    Reply
  • LordConrad
    If only it was an 8:5 (16:10) screen. Until someone releases a 4k screen in 8:5, I'll stick with my 30" screen at 1600p.
    Reply
  • Nintendork
    HDR with a shitty IPS with piss poor contrast can not compute.
    Reply
  • Nintendork
    The "old" 16:10 being the perfect upgrade from 1600x1200 CRT's.
    Reply
  • Ninjawithagun
    minus one star for not being offered in 32-inch form factor. It absolutely makes no sense whatsoever to own or use a 27 inch 4K monitor.
    Reply
  • mransom
    Please review the NEC PA271Q. I am interested to see how it compares to the BenQ SW271
    Reply
  • pipette
    There's a question in the forum here from a while back regarding this monitor and color profiles, that hasn't been answered yet and that I'd be interested in as well.
    When calibrating the monitor the calibration is stored and performed in the monitor hardware. At the same time a color profile is generated that is saved in a (Win10) system profile folder. Do these system color profiles actually serve any purpose? As the calibration happens in hardware shouldn't these profiles just perform a null (=identity matrix) operation?
    Reply
  • Dan_S98

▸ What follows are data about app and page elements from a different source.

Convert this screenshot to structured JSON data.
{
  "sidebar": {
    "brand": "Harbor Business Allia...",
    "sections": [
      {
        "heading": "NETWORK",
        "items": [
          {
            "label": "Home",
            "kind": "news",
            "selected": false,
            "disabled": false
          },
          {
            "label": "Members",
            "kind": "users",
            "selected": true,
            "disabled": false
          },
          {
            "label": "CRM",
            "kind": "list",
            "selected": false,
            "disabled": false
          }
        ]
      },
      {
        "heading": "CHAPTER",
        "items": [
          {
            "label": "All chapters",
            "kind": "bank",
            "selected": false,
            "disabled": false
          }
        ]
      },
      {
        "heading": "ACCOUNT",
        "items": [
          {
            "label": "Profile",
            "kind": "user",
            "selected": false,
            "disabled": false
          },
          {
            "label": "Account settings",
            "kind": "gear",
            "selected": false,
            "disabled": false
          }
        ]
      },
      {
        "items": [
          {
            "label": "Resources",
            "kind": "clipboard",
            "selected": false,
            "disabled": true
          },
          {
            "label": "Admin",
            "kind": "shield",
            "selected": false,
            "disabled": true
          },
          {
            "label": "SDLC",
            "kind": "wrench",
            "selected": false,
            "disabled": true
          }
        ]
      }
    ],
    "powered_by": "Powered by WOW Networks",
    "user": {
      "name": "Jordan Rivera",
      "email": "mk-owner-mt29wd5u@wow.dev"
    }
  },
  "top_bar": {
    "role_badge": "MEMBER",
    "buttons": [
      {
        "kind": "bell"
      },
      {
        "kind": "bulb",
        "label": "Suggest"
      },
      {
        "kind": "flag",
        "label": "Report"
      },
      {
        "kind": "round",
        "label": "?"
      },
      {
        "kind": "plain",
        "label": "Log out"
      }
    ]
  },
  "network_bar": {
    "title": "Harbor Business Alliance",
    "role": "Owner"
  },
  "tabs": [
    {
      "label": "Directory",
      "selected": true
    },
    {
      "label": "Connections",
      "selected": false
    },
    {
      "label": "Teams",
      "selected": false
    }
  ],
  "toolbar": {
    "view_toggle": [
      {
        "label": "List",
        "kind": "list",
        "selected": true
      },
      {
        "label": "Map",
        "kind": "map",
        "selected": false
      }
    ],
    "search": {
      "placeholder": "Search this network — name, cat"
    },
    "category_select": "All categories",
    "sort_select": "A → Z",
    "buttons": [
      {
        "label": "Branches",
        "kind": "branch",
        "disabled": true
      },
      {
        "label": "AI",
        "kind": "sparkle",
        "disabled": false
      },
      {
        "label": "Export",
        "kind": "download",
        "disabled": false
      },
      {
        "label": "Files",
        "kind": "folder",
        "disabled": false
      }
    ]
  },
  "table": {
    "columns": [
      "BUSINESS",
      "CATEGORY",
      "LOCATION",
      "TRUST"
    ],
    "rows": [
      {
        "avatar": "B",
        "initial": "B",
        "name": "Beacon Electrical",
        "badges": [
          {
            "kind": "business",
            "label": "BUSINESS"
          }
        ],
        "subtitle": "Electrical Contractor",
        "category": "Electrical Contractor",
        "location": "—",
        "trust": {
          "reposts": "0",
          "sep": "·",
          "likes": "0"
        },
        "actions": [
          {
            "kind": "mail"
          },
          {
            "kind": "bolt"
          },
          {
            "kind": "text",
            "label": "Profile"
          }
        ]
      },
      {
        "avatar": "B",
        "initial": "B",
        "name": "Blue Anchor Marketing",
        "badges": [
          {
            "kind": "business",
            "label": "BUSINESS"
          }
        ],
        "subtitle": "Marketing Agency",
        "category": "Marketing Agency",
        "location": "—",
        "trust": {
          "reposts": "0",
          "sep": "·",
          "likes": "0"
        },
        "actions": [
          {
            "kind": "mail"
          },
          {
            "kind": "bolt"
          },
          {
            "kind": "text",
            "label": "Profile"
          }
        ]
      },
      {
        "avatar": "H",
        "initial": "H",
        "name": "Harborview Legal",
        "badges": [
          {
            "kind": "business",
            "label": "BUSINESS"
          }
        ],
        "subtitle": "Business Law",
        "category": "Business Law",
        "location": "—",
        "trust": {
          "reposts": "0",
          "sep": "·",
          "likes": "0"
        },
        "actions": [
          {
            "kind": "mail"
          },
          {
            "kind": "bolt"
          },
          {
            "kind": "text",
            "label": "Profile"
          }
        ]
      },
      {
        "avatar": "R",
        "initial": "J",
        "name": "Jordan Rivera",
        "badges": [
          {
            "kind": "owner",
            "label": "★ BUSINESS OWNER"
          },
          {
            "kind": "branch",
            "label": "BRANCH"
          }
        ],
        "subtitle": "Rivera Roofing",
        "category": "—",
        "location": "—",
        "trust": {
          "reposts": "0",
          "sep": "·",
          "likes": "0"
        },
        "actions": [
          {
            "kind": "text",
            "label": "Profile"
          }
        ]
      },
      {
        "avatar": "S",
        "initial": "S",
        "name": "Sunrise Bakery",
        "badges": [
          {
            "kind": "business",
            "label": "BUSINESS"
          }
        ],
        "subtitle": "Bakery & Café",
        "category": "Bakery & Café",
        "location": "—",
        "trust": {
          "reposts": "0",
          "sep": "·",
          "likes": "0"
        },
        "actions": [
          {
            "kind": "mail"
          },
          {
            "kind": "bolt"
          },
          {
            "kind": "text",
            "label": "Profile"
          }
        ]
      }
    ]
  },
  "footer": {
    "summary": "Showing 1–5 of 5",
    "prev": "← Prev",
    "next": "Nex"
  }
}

    any change you will be reviewing the the SW240 sometime soon? It seems like it is a much more realistic option cost wise for those that need a 2 or 3 monitor set-up!
    Reply